Went to the first matinée available locally and I am still thinking the picture over. Will definitely see this one again, if it hasn't left the theatre abruptly. I was certainly horrified by the film, which is a good thing, as I had assumed it was a horror picture. It is, of course, much more than that. Nonetheless, it is NOT The Conjuring or Get Out (both good films, for sure), so just be warned.
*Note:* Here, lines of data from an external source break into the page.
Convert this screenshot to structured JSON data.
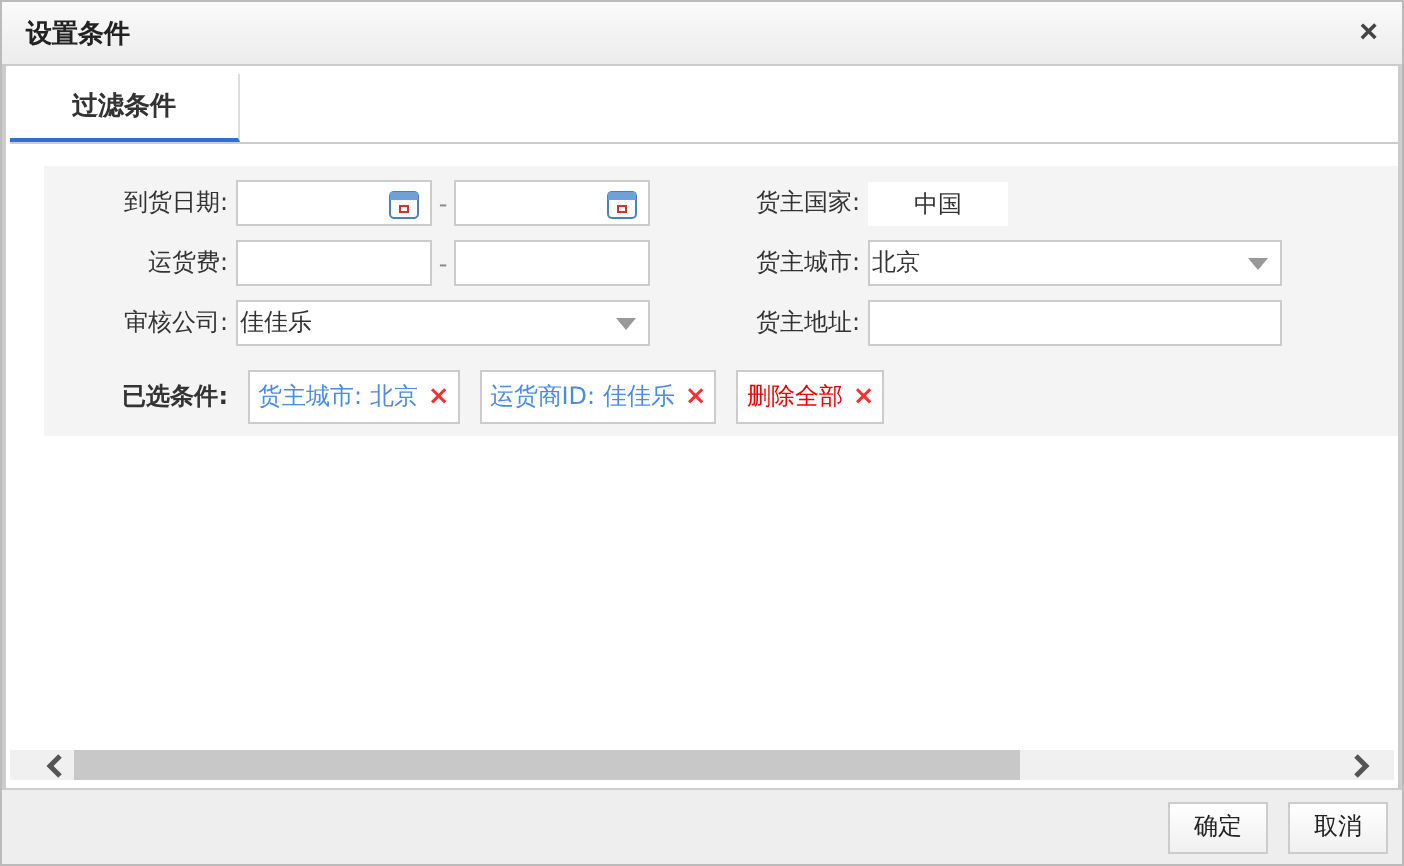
{
  "window": {
    "title": "设置条件",
    "close": "×"
  },
  "tabs": [
    {
      "label": "过滤条件",
      "selected": true
    }
  ],
  "form": {
    "rows": [
      {
        "left": {
          "label": "到货日期:",
          "kind": "date_range",
          "separator": "-"
        },
        "right": {
          "label": "货主国家:",
          "kind": "static",
          "value": "中国"
        }
      },
      {
        "left": {
          "label": "运货费:",
          "kind": "range",
          "separator": "-"
        },
        "right": {
          "label": "货主城市:",
          "kind": "select",
          "value": "北京"
        }
      },
      {
        "left": {
          "label": "审核公司:",
          "kind": "select",
          "value": "佳佳乐"
        },
        "right": {
          "label": "货主地址:",
          "kind": "text"
        }
      }
    ],
    "selected_label": "已选条件:",
    "chips": [
      {
        "kind": "filter",
        "text": "货主城市: 北京",
        "remove": "×"
      },
      {
        "kind": "filter",
        "text": "运货商ID: 佳佳乐",
        "remove": "×"
      },
      {
        "kind": "clear",
        "text": "删除全部",
        "remove": "×"
      }
    ]
  },
  "buttons": [
    {
      "label": "确定"
    },
    {
      "label": "取消"
    }
  ]
}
By now you are aware that the film has been controversial, also a good thing. Jennifer Lawrence does a fine job and her career is certainly not going to suffer for her performance. I am not exactly a JLaw "fan" (could live without the Hunger Games), although I will pay closer attention to her future performances, especially if she pulls off more roles like this one (really liked Winter's Bone, by the way). As I understand the Hollywood scene, it is a respectable personal decision to take on a challenging role in an avant garde picture, especially if you have already banked serious money from popular roles in blockbusters. Javier Bardem, Michelle Pfeiffer, and Ed Harris also do their respective parts justice--a well-acted film by A-listers, overall. Camera work and special effects are also impressive.
The story is genuinely disturbing in a Requiem for a Dream way, so don't go if you can't handle that sort of thing. Some of the violence is, indeed, OVER THE TOP. Seriously, not for the faint of heart. Aside from the biblical allegory stuff, I found the character portrayals creepy as hell in a (sur?)realistic David Lynch-esque way. Hell is other people!
I applaud Mr. Aronofsky for keeping his vision intact all the way to the big screen. For reference, I just don't need any more movies based on superheros, comic books (except The Tenth or Gen 13), children's cartoons, vampires fighting werewolves, or horror stick about unfriending weirdos on facebook.
You will have to make up your own mind on this one, so please do just that. Even if you end up despising the film, try to remember that, to quote Rob Zombie, "Art's Not Safe."
203 of 347 people found this review helpful.
Was this review helpful to you?
| Report this